Which lines run from the one containing "Parse this screenshot: output" to the end of the entries below? Reproduce them exactly, both ends included.

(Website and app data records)
[Start of section]
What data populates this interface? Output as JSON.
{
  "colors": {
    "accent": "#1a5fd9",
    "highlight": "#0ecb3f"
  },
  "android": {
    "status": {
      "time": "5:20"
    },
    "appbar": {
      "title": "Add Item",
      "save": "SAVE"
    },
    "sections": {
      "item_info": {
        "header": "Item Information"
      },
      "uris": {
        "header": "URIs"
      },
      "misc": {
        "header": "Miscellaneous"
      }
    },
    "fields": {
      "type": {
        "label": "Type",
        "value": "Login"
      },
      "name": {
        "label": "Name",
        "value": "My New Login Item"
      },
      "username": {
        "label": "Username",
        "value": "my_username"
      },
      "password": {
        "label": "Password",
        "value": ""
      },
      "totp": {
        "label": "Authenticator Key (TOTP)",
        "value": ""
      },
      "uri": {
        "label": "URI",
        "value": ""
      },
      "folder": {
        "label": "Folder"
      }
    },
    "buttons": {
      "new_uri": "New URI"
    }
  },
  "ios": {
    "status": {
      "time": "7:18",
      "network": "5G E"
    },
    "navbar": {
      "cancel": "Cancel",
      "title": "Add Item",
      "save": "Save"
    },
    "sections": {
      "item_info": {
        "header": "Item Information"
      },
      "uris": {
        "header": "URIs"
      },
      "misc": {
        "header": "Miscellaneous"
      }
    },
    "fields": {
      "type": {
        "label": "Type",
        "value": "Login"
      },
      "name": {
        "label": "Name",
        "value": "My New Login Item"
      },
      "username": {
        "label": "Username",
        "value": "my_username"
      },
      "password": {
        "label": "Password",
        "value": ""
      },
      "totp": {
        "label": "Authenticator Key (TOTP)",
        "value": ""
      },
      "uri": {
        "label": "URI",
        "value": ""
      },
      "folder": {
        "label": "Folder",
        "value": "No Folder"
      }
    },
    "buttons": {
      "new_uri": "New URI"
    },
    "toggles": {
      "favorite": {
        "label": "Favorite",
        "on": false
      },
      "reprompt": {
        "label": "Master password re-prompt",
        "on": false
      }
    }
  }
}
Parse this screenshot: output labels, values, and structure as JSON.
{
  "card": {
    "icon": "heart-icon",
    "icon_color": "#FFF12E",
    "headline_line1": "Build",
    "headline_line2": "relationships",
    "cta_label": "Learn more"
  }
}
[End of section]
TASK SOLUTION —
Parse this screenshot: output labels, values, and structure as JSON.
{
  "card": {
    "icon": "heart-icon",
    "icon_color": "#FFF12E",
    "headline_line1": "Build",
    "headline_line2": "relationships",
    "cta_label": "Learn more"
  }
}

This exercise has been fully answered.